Start of Input material
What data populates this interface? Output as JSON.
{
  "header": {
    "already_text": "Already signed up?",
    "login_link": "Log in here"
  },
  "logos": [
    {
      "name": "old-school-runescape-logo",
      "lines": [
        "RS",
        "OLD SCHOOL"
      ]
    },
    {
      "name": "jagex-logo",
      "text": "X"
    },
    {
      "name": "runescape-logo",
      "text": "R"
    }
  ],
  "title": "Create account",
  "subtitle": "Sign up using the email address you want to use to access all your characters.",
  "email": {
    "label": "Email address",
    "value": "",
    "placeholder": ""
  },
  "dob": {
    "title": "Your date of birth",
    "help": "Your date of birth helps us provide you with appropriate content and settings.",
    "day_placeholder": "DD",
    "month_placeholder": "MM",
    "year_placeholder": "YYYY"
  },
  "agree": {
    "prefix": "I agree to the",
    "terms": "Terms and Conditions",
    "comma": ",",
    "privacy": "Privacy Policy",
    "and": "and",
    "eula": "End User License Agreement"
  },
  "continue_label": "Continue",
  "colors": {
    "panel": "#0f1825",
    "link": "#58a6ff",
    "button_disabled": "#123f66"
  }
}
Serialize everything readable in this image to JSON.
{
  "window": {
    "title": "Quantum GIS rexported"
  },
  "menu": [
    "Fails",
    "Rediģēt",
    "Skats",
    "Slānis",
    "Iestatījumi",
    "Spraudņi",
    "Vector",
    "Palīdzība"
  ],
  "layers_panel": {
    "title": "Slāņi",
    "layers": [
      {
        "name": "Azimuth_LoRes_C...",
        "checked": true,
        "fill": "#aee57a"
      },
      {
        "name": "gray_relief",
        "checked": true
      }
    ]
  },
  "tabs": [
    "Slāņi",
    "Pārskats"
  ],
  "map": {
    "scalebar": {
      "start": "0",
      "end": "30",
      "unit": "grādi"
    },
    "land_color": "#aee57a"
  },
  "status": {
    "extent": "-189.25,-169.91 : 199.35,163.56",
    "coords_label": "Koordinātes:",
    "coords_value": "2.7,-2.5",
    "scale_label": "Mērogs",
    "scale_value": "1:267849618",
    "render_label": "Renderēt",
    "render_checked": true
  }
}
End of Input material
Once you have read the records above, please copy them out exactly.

What data populates this interface? Output as JSON.
{
  "header": {
    "already_text": "Already signed up?",
    "login_link": "Log in here"
  },
  "logos": [
    {
      "name": "old-school-runescape-logo",
      "lines": [
        "RS",
        "OLD SCHOOL"
      ]
    },
    {
      "name": "jagex-logo",
      "text": "X"
    },
    {
      "name": "runescape-logo",
      "text": "R"
    }
  ],
  "title": "Create account",
  "subtitle": "Sign up using the email address you want to use to access all your characters.",
  "email": {
    "label": "Email address",
    "value": "",
    "placeholder": ""
  },
  "dob": {
    "title": "Your date of birth",
    "help": "Your date of birth helps us provide you with appropriate content and settings.",
    "day_placeholder": "DD",
    "month_placeholder": "MM",
    "year_placeholder": "YYYY"
  },
  "agree": {
    "prefix": "I agree to the",
    "terms": "Terms and Conditions",
    "comma": ",",
    "privacy": "Privacy Policy",
    "and": "and",
    "eula": "End User License Agreement"
  },
  "continue_label": "Continue",
  "colors": {
    "panel": "#0f1825",
    "link": "#58a6ff",
    "button_disabled": "#123f66"
  }
}
Serialize everything readable in this image to JSON.
{
  "window": {
    "title": "Quantum GIS rexported"
  },
  "menu": [
    "Fails",
    "Rediģēt",
    "Skats",
    "Slānis",
    "Iestatījumi",
    "Spraudņi",
    "Vector",
    "Palīdzība"
  ],
  "layers_panel": {
    "title": "Slāņi",
    "layers": [
      {
        "name": "Azimuth_LoRes_C...",
        "checked": true,
        "fill": "#aee57a"
      },
      {
        "name": "gray_relief",
        "checked": true
      }
    ]
  },
  "tabs": [
    "Slāņi",
    "Pārskats"
  ],
  "map": {
    "scalebar": {
      "start": "0",
      "end": "30",
      "unit": "grādi"
    },
    "land_color": "#aee57a"
  },
  "status": {
    "extent": "-189.25,-169.91 : 199.35,163.56",
    "coords_label": "Koordinātes:",
    "coords_value": "2.7,-2.5",
    "scale_label": "Mērogs",
    "scale_value": "1:267849618",
    "render_label": "Renderēt",
    "render_checked": true
  }
}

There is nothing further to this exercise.